1. a refusal to work organized by a body of employees as a form of protest, typically in an attempt to gain a concession or concessions from their employer…
I hope everyone had a pleasant enough Thanksgiving Day… whether you celebrated the holiday with family… or worked all day at a job and maybe grabbed a sandwich for dinner.
I believe most public school teachers in Colorado were blessed with a four-day weekend… which, I believe, is not the norm nowadays for US employees, unless they work at banks or at government jobs.
I ended Part Four of this editorial series on Friday, asking if we know where all the public school money is going, if it’s not going into teacher salaries. I’d looked up the Colorado budget for K-12 education for the school year 2006-2007 — prior to the Great Recession — and found a figure of $3.8 billion. Then I looked up the 2018-2019 school year spending for K-12 and found the figure $7.1 billion. That appears to be an increase of more than 80% in twelve years. During that same period, the student enrollment increased by 15% and the number of Colorado teachers increased by 9%. If those figures are accurate (disclaimer: I obtained them from government websites) then we probably want to know where most of the $3.3 billion in added K-12 funding went, because it apparently didn’t go into Colorado teacher salaries.
On November 14, 2019, reporter Erica Meltzer published a Chalkbeat.org article about the efforts by the Colorado Education Association — the state’s largest teachers union — to influence the funding decisions pending this coming winter in Denver:
Colorado’s largest teachers union says most of its members are prepared to participate in walk-outs if the state does not significantly increase education funding and teacher pay.
In its first ‘Colorado State of Education’ report, the Colorado Education Association laid out a number of legislative priorities for 2020 based on a member survey and a 13-stop listening tour around the state. Topping the list: Improving teacher pay.
Teacher pay in Colorado ranks among the least competitive in the nation when compared with other professions that require a college degree, and turnover rates have risen since the Great Recession, when lawmakers started holding back money the state constitution promises to schools to pay for other budget priorities.

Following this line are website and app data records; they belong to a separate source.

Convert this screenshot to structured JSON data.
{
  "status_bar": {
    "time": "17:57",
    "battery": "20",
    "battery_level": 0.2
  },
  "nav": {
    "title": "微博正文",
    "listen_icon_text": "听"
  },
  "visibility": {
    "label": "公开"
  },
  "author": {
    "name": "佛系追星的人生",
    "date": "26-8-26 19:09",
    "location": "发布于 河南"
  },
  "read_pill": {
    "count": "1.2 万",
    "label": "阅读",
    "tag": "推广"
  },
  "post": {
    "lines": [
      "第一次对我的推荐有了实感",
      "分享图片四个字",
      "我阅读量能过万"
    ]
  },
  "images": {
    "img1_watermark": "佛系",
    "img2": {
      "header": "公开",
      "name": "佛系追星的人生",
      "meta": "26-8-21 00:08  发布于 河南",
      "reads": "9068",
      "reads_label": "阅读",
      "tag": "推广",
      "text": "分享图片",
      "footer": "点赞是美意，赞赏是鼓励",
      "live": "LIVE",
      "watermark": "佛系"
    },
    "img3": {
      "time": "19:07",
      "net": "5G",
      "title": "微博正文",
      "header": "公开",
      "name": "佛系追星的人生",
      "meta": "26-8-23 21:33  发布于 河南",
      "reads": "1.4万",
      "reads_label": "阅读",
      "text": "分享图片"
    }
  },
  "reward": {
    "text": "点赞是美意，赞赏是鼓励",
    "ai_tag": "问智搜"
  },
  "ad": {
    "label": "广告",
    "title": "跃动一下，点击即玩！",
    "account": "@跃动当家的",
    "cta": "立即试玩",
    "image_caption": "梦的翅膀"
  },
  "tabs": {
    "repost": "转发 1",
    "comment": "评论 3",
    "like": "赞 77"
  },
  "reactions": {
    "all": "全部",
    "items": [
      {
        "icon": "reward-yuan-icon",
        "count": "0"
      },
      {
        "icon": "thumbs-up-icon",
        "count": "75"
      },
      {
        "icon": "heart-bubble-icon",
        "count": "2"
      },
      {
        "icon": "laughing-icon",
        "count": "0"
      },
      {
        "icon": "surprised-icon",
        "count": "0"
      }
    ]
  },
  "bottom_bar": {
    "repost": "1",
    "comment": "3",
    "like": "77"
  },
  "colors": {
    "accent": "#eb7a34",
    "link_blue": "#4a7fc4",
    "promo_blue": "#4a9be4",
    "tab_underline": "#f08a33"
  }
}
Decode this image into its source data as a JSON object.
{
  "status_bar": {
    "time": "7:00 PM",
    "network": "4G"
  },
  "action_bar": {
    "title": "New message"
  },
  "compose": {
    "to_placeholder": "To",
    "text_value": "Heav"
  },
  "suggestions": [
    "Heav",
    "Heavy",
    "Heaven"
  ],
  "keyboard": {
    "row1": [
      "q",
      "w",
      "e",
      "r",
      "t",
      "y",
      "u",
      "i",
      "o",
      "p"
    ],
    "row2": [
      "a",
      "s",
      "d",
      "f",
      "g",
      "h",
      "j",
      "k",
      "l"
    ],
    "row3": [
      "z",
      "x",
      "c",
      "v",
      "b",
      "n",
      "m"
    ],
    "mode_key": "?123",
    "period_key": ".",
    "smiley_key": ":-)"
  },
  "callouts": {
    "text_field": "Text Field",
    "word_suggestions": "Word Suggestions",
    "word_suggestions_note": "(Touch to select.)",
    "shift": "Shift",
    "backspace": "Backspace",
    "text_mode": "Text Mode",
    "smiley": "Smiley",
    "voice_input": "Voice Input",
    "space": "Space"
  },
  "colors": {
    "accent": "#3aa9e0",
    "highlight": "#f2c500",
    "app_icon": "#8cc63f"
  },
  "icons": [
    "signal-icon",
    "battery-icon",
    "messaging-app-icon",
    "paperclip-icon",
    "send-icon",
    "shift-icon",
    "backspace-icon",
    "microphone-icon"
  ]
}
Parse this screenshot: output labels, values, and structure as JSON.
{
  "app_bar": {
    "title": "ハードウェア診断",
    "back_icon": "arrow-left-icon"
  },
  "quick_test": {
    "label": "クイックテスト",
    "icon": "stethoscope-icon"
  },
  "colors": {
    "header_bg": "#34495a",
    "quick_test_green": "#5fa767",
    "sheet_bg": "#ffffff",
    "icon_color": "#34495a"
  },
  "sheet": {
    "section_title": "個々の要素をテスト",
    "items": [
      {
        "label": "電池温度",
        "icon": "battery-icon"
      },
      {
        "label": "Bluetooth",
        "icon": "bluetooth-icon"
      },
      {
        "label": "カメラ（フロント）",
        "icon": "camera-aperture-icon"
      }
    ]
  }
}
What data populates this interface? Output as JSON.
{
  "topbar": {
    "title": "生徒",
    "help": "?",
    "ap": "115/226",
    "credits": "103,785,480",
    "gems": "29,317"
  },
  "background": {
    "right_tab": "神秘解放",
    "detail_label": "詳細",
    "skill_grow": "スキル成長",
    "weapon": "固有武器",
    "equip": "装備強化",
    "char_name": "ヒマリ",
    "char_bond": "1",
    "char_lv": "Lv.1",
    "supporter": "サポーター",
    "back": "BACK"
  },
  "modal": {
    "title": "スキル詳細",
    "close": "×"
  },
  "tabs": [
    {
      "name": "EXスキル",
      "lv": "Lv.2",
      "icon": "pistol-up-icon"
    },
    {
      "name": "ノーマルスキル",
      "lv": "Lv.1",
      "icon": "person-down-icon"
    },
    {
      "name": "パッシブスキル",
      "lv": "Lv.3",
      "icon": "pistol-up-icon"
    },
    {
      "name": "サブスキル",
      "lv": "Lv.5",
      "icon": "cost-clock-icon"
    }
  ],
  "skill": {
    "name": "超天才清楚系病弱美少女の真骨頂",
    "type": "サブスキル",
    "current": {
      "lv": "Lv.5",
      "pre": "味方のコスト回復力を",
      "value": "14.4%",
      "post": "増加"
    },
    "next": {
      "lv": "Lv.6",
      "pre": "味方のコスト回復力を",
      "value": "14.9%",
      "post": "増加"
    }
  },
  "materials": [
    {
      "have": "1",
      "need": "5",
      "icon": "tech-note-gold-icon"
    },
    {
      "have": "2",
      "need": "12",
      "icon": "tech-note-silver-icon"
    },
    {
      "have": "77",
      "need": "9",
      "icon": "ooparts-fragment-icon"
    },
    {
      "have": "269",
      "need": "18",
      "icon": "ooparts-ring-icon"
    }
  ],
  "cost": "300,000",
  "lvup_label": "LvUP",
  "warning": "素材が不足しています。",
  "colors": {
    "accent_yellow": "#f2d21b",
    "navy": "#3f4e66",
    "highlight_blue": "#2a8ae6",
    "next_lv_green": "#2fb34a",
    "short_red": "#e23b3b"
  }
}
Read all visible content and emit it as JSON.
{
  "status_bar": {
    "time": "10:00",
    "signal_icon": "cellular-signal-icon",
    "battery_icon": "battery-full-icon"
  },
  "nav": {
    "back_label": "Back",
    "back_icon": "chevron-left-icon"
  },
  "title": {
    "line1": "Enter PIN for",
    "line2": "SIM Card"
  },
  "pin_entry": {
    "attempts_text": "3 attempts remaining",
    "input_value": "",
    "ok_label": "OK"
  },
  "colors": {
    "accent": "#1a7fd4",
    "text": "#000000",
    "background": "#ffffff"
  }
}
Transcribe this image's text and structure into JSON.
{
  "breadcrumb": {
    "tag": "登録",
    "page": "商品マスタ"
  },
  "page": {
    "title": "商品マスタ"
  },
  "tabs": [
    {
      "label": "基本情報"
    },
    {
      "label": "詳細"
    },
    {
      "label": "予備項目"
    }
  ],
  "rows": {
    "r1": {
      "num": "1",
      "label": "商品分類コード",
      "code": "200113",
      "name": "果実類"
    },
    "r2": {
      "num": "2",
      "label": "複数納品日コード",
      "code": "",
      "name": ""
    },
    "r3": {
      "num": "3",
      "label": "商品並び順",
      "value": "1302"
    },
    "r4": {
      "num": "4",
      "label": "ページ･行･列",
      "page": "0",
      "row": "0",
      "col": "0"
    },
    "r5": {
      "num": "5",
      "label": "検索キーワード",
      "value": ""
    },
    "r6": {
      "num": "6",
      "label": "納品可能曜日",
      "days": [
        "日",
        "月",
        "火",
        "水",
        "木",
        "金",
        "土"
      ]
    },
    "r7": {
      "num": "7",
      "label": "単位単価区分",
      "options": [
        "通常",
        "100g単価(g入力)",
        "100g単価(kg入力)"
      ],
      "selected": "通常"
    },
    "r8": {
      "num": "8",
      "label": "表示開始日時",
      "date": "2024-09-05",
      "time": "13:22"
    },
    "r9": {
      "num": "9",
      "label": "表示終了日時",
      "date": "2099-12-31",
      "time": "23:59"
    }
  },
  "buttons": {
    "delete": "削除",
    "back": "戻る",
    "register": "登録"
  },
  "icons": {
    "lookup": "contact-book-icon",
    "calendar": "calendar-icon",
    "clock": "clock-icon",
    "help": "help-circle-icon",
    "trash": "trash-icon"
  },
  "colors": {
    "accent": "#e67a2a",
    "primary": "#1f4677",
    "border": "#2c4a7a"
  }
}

Chalbeat.org reporter Erica Meltzer and I had slightly different readings of CEA’s 12-page ‘Colorado State of Education’ document. Although “improving teacher pay” was cited as especially important by the focus groups, what appears to “top the list” for CEA members in general was overall school funding, improved working conditions, and better student supports — not necessarily salary increases in particular.
From the CEA report:
According to a CEA all-member survey conducted in Spring 2019, 72% of members believe “improving working conditions and student supports and ensuring we have the funding to do so” is their top priority. Further, 92% of educators surveyed support legislation stopping corporate tax breaks until education is fully funded in Colorado.
The “member survey” mentioned in Ms. Meltzer’s article appears to have involved about 500 CEA members — an admittedly small sampling out of 51,000 public K-12 teachers working in Colorado, but perhaps a representative sample? A couple of particular survey results may be worth mentioning.
The focus groups were asked how far they would go in an effort to increase the amount of taxpayer revenues applied to education in Colorado, based on the following list of possible actions:
At the least threatening end of the range… would the focus group teachers be at least willing to “talk to a colleague”? Presumably, this means, “Talk to a colleague about taking political action…” knowing that your colleague might possibly report you to the principal, for example, as an agitator.
At the most extreme end of the suggested range, would you be willing to participate in a strike?
From the CEA report:
From what I can tell, the CEA conducted focus groups with 500 “highly engaged” union members, and found that 50% of them were willing to go on strike — this next spring? — for “better pay.” Another 33% of “educators” would be willing to participate in a “walkout” — a temporary work stoppage — but perhaps would not participate in a strike.
From Ms. Meltzer’s Chalkbeat.org article:
These results don’t come from a statistically valid poll, but from a survey of some of the most engaged of the union’s 38,000 members. Nonetheless, union President Amie Baca-Oehlert said the results reflect pent-up frustration from educators around the state and a genuine appetite for what she called “bold action.”
In highlighting a willingness to walk off the job, Baca-Oehlert said the union is not making a threat, but trying to make it clear how strongly educators feel about this issue.
“I would not call it a threat,” she said. “I would call it a call to action and a call for collaboration.”
Colorado teachers staged a two-day rally in April 2018, at the Capitol in Denver, effectively closing schools for about half of the state’s students, and teachers in three school districts have since staged strikes, with mixed results. But CEA’s encouragement of teacher activism failed, last year, to result in hoped-for policy changes, in spite a generally education-friendly Democratic Party controlled legislature. One of the union’s top priorities — an overhaul of the Colorado Department of Education’s controversial teacher evaluation system — didn’t even make it out of committee.
But we’ve not yet answered the question: if public K-12 education has indeed seen a funding increase of 80% since 2006 — during one of the most challenging recessions in Colorado history — where did the money go?
If teachers are still struggling to pay the rent in Colorado…
Read Part Six, on Monday…